To help conserve tropical biodiversity, we devised a project with two main goals. One goal was to assist in the conservation of forest and its associated life forms in a particular area--the "Maya Forest" region of Guatemala, Belize, and México. The second goal was to provide knowledge that would be transferable to other areas and situations--knowledge that might help broadly in the cause of tropical conservation. Hence we developed a project with the following three components:
Our research focused on forest-dependent birds of prey and documenting their basic ecology and their habitat and spatial needs. We also studied other members of the bird community, including North American migrants. We focused on land uses prevalent in the area, and on how these affect the forest and its fauna.
Development of Human Resources
The Maya Project involved more than 100 local people, many of them for several years. Much training was conducted within the project, and support was provided for college education of several individuals. Many participants became highly skilled ecological field technicians and several progressed far beyond the technician level.

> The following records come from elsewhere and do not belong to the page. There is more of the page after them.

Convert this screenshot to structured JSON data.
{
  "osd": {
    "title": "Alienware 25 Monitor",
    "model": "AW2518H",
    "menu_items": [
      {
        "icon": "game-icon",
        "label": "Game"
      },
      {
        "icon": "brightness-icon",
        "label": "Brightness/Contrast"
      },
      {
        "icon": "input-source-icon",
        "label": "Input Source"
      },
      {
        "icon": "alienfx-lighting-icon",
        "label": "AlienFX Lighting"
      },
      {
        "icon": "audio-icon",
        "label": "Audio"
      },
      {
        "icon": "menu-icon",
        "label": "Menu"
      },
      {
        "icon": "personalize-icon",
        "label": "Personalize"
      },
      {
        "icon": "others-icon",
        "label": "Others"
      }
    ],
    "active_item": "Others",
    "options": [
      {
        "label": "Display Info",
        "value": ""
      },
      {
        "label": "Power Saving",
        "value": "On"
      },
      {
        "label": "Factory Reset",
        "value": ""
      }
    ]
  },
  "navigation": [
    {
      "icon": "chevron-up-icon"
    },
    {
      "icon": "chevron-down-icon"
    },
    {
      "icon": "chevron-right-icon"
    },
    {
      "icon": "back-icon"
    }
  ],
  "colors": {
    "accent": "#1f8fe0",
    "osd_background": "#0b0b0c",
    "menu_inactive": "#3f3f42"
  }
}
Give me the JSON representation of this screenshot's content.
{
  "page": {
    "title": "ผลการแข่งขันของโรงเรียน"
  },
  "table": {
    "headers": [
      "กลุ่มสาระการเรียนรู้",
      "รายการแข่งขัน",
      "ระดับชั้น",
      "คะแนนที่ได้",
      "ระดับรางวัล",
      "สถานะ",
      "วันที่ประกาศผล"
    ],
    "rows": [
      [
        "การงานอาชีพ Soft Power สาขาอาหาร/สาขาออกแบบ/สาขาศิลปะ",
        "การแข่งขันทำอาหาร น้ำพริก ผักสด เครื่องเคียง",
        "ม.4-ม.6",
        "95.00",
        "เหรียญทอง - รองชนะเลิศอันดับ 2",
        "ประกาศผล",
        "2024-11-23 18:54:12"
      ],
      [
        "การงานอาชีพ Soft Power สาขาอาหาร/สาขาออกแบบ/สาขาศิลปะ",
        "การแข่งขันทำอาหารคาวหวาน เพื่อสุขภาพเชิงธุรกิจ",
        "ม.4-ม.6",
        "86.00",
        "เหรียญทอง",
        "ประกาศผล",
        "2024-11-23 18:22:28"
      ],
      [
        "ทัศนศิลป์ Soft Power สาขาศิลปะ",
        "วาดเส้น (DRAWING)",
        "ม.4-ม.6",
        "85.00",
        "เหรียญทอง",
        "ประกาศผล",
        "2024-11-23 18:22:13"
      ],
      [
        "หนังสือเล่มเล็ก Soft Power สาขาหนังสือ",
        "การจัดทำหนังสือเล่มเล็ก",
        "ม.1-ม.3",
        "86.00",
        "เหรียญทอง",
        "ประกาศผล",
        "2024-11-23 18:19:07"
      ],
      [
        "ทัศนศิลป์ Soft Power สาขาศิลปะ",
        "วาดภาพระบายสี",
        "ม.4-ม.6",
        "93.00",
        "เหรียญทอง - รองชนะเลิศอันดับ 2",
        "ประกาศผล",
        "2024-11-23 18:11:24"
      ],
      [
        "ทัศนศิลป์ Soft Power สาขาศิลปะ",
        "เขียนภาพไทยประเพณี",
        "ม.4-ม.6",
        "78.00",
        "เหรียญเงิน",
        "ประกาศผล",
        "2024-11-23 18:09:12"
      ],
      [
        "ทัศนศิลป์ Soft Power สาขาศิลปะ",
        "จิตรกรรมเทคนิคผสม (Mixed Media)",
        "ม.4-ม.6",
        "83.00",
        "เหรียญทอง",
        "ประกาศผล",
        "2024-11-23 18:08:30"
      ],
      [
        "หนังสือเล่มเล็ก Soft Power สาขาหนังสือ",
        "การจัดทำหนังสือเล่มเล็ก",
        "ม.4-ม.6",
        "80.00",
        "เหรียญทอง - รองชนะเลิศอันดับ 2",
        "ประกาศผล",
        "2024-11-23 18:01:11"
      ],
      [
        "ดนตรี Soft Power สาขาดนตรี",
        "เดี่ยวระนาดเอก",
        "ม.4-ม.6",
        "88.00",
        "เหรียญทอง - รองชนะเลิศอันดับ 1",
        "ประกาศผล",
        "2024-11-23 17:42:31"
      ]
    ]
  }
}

We also conducted environmental education within local primary schools.
In addition to studying the way in which commercial logging and shifting cultivation interact with the forest biota and with conservation goals, we worked directly with local farmers, to help them adopt new methods that would allow them to cease cutting down additional forest for farming purposes.